Happy Birthday and thanks to everyone who made this site possible. I recently joined because I am a student of networking administration and almost every question about Linux I Googled over the last year had a link to a posting in this site. Thanks for making the help available.
From LQ turning 12 thread. Real people solving real world problems.
I'm a Linux sysadmin and I'd thought I'd give you a tip on how to make the most of LinuxQuestions which isn't obvious when you first sign up. I'll make three points.
1.) You can subscribe to threads. When you see a thread of interest you can subscribe to them by clicking on Thread Tools > Subscribe to this thread.
2.) You can access your subscribed threads by clicking on "My LQ" in the upper right hand of the forum. Old/read threads will be archived out of view but when there's a new post in a thread then it will show up and you can read the new replies. I recommend disabling being updated by emails to new replies and just using this feature alone.
3.) LQ has a "Zero reply" thread section. Meaning anytime someone asks a question and nobody has replied to it then it shows up there. You can access it by going to Quick Links > Zero Reply Threads.
Now to string my three points together. As a professional it is important to always keep up to date and learn on new and emerging technologies (as you may know). When you use those three points together it becomes and extremely powerful professional learning tool.
Step 1. Access the zero reply threads just for the heck of it. Look through there for topics that interest you (e.g. Apache, BIND/DNS, etc.).
Step 2. When you find an unanswered topic then be sure to subscribe to it. Be sure to check back periodically to see what other forum members say about that technology.
Step 3. Google around yourself about the problem and see what you can learn about it (I even sometimes answer them if I know it after Googling extensively).
By following those three points and taking those steps you'll see and learn from the real world. This is far from the abstract learning you're used to in school and will take you very far in your career very quickly. Last year I doubled my salary (from $30k -> $60k) because I moved to Linux administration learning how the real world uses the technology together.

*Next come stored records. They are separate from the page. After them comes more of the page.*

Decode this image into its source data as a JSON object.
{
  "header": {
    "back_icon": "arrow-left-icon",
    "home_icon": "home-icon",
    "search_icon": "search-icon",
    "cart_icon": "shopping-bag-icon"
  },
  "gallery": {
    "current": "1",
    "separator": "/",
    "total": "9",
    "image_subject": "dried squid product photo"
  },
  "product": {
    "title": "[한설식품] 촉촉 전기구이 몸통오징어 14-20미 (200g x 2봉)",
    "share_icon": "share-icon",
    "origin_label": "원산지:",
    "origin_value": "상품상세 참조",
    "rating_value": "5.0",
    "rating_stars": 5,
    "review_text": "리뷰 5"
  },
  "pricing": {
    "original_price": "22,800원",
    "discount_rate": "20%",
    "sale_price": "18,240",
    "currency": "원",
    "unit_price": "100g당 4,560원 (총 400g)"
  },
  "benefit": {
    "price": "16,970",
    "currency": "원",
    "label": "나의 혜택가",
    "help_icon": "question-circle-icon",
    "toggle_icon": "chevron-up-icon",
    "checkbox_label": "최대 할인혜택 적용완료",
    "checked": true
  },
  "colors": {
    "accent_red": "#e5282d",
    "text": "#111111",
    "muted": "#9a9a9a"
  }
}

It's fun to think about and I've certainly benefited from this site (obviously) because I took the knowledge I learned here and turned it around moving into Linux system administration (was a scientific lab tech which was technically interesting but paid horribly). It's good to exercise your brain and LQ is a fun place to do that.